My Story: Founder Charlotte Torgovitsky
The world of nature has always been my touchstone; it is where I feel happiest and where everything just makes sense to me on a deeply spiritual level. Outside, my mind and body are at play, and my heart is singing with the pleasure of just being alive in this amazing and beautiful world!
Since childhood I have loved to wander through gardens, woods, and along any coast. This was not so much fun in Bombay, India, where I was born and spent my early years, because my Ayah was always on my heels. There were creatures in our gardens that were considered dangerous, like various insects and reptiles. In Denmark, where my family is from and where we went in the summers to visit with our relatives, it was quite a different story. Though the summers felt cold to me, the days were gloriously long and I was absolutely free to wander. One of my favorite places was the small fishing village, Faxeladeplads, not far from Copenhagen, where my paternal grandmother lived.
I could take off for a day of outdoor exploration, alone, or with my siblings and cousins along, and I was fearless! From my Farmor’s house, I would first look for ripe strawberries in the farmer’s field that was close by, then went into the woods where beech trees grew and tiny streams ran through the understory shrubs down to the coast. The odd little beechnuts, somewhat triangular in shape, were tasty but I had to learn to watch out for the burning nettles during my searches. As the streamlets came closer to the sea strand, I would find baby eels and flounders, which I learned how to trap under my toes. I would bring some home and create a special habitat so that I could study them up close for a little while.
My maternal grandmother (my Mormor) lived in a city, but we could easily get out into the countryside where we would go on long walks to forage for wild foods. We would pick violets for small bouquets and to crystallize for decorations on marzipan candies, elderflowers to make a delicately flavored drink, and rose hips to make jam.

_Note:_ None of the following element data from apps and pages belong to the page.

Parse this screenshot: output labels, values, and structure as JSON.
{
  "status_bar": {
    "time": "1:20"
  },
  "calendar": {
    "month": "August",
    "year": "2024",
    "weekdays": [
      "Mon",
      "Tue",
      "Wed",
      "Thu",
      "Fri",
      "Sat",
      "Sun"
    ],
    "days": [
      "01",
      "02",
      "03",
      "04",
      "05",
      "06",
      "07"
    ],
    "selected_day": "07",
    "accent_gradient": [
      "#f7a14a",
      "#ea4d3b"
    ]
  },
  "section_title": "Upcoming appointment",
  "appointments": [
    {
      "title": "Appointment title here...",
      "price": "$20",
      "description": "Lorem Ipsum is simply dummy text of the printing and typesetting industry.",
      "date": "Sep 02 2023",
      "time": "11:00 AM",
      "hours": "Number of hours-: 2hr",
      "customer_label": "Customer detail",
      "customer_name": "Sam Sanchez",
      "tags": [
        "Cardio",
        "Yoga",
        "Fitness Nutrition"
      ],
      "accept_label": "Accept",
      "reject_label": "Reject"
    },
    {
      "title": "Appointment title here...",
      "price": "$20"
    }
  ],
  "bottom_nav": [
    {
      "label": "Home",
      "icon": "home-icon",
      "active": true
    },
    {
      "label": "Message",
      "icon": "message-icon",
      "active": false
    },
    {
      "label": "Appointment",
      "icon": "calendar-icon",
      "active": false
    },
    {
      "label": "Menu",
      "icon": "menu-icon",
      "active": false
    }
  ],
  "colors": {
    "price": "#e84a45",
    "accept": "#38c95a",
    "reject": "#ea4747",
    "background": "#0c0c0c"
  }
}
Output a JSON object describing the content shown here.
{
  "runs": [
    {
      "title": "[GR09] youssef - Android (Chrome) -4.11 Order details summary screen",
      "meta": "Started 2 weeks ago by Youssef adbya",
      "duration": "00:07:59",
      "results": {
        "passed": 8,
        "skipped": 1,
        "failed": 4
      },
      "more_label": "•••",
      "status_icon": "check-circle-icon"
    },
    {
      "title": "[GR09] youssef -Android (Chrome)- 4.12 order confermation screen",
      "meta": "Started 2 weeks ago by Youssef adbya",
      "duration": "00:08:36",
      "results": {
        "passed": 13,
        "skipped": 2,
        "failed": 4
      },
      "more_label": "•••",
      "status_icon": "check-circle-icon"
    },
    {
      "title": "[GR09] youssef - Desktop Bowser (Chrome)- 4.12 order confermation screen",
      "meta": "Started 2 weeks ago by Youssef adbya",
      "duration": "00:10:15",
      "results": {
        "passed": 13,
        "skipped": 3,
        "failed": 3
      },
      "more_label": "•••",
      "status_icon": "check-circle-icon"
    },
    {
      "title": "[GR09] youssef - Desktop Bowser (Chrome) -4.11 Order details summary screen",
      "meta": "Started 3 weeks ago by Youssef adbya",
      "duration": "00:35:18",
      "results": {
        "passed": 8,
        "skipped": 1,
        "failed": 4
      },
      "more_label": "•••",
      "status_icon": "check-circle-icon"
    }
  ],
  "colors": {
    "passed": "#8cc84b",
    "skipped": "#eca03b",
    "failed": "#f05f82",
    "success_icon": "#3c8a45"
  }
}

We thought of rose hips as the fruits of the gods!
When my family immigrated to America we lived in Pasadena, California. I was a totally confused and disoriented child; just when I thought I knew how the world around me worked, it was all turned upside down. Much to my Dad’s credit he understood what I needed in this strange new place and gave me my own little garden plot to do with exactly as I pleased.
I’ve been a gardener and lover of plants ever since. I always need to be growing something, no matter what else is going on in my life. The first really large garden I worked in was an organic vegetable garden at Harbin Hot Springs in Lake County, where I lived in a loose commune during the summer of 1973. After that, my own young family lived in the town of Sonoma, where we had about an acre of land and I was determined to grow much of the food we needed.
Real life got in the way; I needed to earn money, too, so for the next twenty-five years or so I made a living as an artist, designer, and craftsman. Soon I was living in Marin, closer to the city where my clientele were, happily creating all sorts of items from leather and recycled furs. Deerskin clothing, hand-laced and heavily decorated, was my expertise. But, of course, I was working mostly indoors!
Soon, much to my delight, I discovered the Marin Art and Garden Center, just over the hill from my workshop in San Rafael, and would escape to the gardens there when I’d had too much time indoors. I joined the Garden Society of Marin, one of the founding organizations of this unique and beautiful place. But I soon came to realize that while there was a lot of emphasis placed on the arts, there was very little serious attention paid to the gardens on the eleven acres that made up the Center.
So I decided it was time to change my life and develop a new expertise as a naturalist and educator, integrating my passion for gardening, nature and all the wild creatures. I took the Marin Master Gardener training, as well as all the natural history classes offered at the College of Marin, and then made a proposal to MAGC’s volunteer Board of Directors: Give me a part time job so I have the authority to officially represent the Center and I will create lots of activity within the grounds of this most unusual and beautiful of public places in Marin.
And thus I began a whole new part of my life.
LINKS TO ARTICLES
Charlotte Torgovitsky’s Novato Garden
Flora, Summer 2018
Marin, March 2017
Building a Habitat Garden
Wildcare, Spring 2016
My Home Ground: Inspiration for a Habitat Garden
Fremontia, January 2013
The Untamable Beauty of California’s Wildflowers
Pacific Horticulture, October 2008
Thistle Lovers All: The Cobwebby Thistle as Habitat
Pacific Horticulture, April 2008